Preparing for Henri

August 21, 2021

Written By: Emma Adams and Jazlyn Rivera
Preparing For Henri

Everyone got the alert, another hurricane is on its way and it’s heading directly for the northeast. Are you ready for more damage? From New York to Mainepeople are preparing for power outages and flooding due to storm surges, heavy rain, and high winds. For parts of Long Island along with Connecticut, hurricane alerts have been issued, while New York, Massachusetts, and other states have just issued tropical storm warnings. But do you know what hurricanes are?

Hurricanes are spiraling storms that form over warm ocean water. Originally, hurricanes start as tropical disturbances where numerous rain clouds collect over warm waters. Tropical disturbances then become tropical depressions when the clouds turn into thunderstorms and spin at approximately 62 kilometers per hour (km/h). The tropical depression is then classified as a tropical storm once the storms are rotating faster than 62 km/h. At a speed of 119 km/h and greater, the tropical storm becomes a hurricane.

Ranging from categories 1 to 5, hurricanes have different wind speeds. Category 1 hurricanes are the least dangerous, with category 5 hurricanes being the most dangerous. Category 1 hurricanes have wind speeds going from 119 km/h to 153 km/h. Category 2 hurricanes’ wind speeds range from 154 km/h to 177 km/h. Category 3 hurricanes go from 178 km/h to 208 km/h. The wind speeds of category 4 hurricanes are 209 km/h to 251km/h. Lastly, category 5 hurricanes, the most dangerous, have wind speeds greater than 252 km/h. That's as fast as a skydiver going headfirst! Now that you know what a hurricane is, we should go over how to stay safe while Henri is happening.

There are a few things suggested for you and your family to do to stay safe during Henri and any other hurricane you encounter. Staying in your house during Henri is first, it will make sure you aren’t putting yourself or anyone else in unnecessary danger. Having a generator prepared with extra gas is important for any storm as power companies are saying to expect outages. Always make sure to keep your generator outside the house! Speaking of extra, you might want to go get groceries before this storm hits, food is always important. Potted plants, patio umbrellas, trampolines should be taken down, and any tents should be taken into your house. Making a plan for leaving your house and getting to safety is another important step; you want to know where to go and how to get there in case you need to evacuate your house. Along with that plan, making a kit with flashlights, a radio, cash, some food and water, and extra clothes would be very helpful if you have to leave your house for a shelter in a hurry.

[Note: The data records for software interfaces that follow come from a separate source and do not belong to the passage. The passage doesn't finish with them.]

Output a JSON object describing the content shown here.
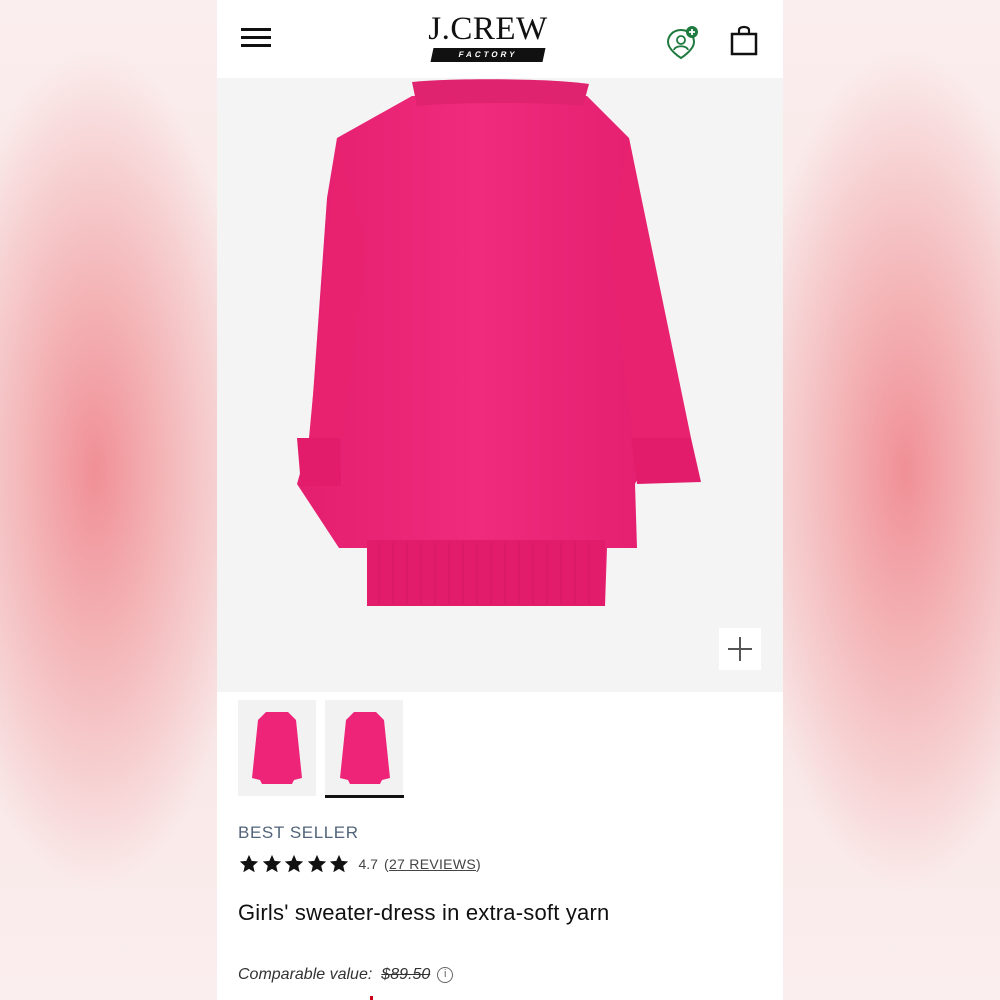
{
  "header": {
    "brand": "J.CREW",
    "brand_sub": "FACTORY"
  },
  "product": {
    "badge": "BEST SELLER",
    "rating": 4.7,
    "rating_text": "4.7",
    "reviews_open": "(",
    "reviews_label": "27 REVIEWS",
    "reviews_close": ")",
    "title": "Girls' sweater-dress in extra-soft yarn",
    "comparable_label": "Comparable value:",
    "comparable_price": "$89.50",
    "info_glyph": "i"
  },
  "gallery": {
    "selected_index": 1,
    "thumbnail_count": 2
  },
  "colors": {
    "sweater": "#ee2479",
    "badge_text": "#51647a",
    "account_green": "#1e7a3e"
  },
  "icons": [
    "menu-icon",
    "account-icon",
    "bag-icon",
    "zoom-plus-icon",
    "star-icon",
    "info-icon"
  ]
}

Now that you know what to do when Henri hits the Northeast, let’s talk about how hurricanes and other extreme weather forms are getting more extreme because of climate change. “The Natural Climate Assessment finds that the number of heatwaves, heavy downpours, and major hurricanes has increased in the United States, and the strength of these events has increased, too.” This is concerning news, as these storms become more frequent and stronger, more damage is being done and fear is being instilled in more people. Over the last 21 years, more than 100 extreme weather events have occurred that caused at least a billion dollars worth of damage. I’m not just talking about Sandy, Katrina, or Maria; I’m talking about many of the ones that don’t get as much attention on tv, like the 20+ tornadoes and severe thunderstorms that have hit in the midwest.

As climate change continues to affect the Earth, we are getting warmer ocean temperatures and higher sea levels which results in more powerful hurricanes and tropical storms like Henri. Hurricanes need warm water, warm water fuels them to keep moving towards land. With climate change, we are giving hurricanes more of that warm water it needs. The oceans are getting warmer because of the greenhouse gasses that are trapping energy from the sun and transferring that energy to the ocean in the form of heat. The rise of sea levels has also affected hurricanes. With rising sea levels, we get higher storm surges which lead to more destruction. Which is something we definitely don’t want. The average global sea level has already risen more than 6 inches since 1900, and it doesn’t look like it’s stopping anytime soon. Trying to undo our destruction is all we can try now. So now that you know more about how climate change is affecting extreme weather, what are you going to do to help?

Sources:
https://www.chubb.com/us-en/individuals-families/resources/10-steps-to-p...
https://weather.com/news/news/2021-08-20-tropical-storm-henri-connecticu...
https://www.c2es.org/content/extreme-weather-and-climate-change/
https://www.epa.gov/climate-indicators/oceans
https://www.edf.org/climate/how-climate-change-makes-hurricanes-more-des...
https://www.nasa.gov/audience/forstudents/k-4/stories/nasa-knows/what-ar...
https://www.nhc.noaa.gov/text/refresh/MIATCPAT3+shtml/211440.shtml
https://www.nhc.noaa.gov/graphics_at3.shtml?key_messages